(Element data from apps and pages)

# # #

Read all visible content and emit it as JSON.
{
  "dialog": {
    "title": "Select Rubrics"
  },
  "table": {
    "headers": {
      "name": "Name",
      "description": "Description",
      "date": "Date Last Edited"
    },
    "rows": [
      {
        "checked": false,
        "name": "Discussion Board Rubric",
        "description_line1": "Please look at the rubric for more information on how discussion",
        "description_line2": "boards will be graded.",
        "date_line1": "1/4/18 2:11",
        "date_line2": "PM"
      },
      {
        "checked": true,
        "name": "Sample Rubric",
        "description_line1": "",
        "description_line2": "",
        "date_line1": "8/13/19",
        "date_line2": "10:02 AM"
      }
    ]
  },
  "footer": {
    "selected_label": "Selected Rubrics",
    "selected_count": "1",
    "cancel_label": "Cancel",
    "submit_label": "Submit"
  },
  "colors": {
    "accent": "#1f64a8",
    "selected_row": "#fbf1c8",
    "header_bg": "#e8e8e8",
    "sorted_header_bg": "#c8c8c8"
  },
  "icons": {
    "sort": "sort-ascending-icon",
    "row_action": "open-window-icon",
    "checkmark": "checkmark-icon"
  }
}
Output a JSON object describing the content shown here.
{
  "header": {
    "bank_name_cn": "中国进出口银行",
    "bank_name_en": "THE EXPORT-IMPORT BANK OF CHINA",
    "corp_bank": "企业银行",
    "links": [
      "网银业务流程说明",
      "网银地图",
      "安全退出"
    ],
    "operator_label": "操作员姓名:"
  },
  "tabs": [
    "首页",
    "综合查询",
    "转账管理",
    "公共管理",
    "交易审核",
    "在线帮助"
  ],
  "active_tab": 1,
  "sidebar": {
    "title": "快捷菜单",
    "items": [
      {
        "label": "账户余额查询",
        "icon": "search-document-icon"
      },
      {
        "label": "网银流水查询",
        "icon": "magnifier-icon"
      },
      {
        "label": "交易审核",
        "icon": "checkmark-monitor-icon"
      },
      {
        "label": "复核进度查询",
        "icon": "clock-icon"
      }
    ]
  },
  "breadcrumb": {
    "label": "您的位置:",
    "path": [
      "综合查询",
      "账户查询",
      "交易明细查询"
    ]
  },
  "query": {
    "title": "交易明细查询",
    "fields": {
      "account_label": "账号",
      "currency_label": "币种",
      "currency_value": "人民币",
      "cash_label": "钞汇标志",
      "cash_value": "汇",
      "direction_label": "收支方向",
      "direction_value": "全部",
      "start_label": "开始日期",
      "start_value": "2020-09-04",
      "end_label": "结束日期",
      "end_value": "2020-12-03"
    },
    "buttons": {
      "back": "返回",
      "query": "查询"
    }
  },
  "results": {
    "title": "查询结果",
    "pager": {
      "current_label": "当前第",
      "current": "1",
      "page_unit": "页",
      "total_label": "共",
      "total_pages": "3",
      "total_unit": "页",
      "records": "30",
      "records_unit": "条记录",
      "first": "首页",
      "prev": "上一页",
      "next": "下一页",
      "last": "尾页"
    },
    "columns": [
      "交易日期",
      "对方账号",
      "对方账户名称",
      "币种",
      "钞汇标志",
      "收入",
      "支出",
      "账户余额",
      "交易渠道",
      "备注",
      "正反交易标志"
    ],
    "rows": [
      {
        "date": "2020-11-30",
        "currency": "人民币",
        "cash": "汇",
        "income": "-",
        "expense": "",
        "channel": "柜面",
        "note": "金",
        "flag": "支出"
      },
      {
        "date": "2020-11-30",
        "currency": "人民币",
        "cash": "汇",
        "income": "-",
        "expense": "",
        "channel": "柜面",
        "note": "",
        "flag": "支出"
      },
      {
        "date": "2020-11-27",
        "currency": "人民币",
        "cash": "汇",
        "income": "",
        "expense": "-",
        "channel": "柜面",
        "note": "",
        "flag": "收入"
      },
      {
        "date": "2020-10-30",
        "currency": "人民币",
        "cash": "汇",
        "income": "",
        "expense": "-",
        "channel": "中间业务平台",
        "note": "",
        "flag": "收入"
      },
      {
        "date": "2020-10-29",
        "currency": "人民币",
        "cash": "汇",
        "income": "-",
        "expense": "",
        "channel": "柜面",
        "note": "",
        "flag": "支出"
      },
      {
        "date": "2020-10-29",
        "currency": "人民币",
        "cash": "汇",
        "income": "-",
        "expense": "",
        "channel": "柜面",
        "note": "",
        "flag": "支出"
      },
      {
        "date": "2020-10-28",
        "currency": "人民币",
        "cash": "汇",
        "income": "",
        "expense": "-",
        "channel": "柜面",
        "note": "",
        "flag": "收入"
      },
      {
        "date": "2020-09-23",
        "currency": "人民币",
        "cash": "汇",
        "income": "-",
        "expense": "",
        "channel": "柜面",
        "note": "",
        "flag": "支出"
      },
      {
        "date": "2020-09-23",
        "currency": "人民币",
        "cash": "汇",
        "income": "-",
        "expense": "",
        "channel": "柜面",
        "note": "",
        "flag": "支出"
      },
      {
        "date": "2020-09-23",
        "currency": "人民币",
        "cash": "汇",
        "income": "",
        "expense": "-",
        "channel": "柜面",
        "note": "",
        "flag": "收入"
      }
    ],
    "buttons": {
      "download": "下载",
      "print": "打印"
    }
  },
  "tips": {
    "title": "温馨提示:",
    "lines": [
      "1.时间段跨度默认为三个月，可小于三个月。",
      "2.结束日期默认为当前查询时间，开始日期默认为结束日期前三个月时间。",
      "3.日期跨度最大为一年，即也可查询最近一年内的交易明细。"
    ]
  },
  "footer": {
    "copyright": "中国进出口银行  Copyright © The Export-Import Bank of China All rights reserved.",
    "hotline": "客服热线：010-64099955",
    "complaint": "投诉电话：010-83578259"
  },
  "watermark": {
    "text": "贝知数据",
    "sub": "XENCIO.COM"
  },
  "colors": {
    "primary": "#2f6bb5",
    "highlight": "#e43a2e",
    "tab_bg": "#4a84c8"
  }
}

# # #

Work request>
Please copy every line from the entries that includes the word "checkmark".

Written solution>
    "checkmark": "checkmark-icon"
        "icon": "checkmark-monitor-icon"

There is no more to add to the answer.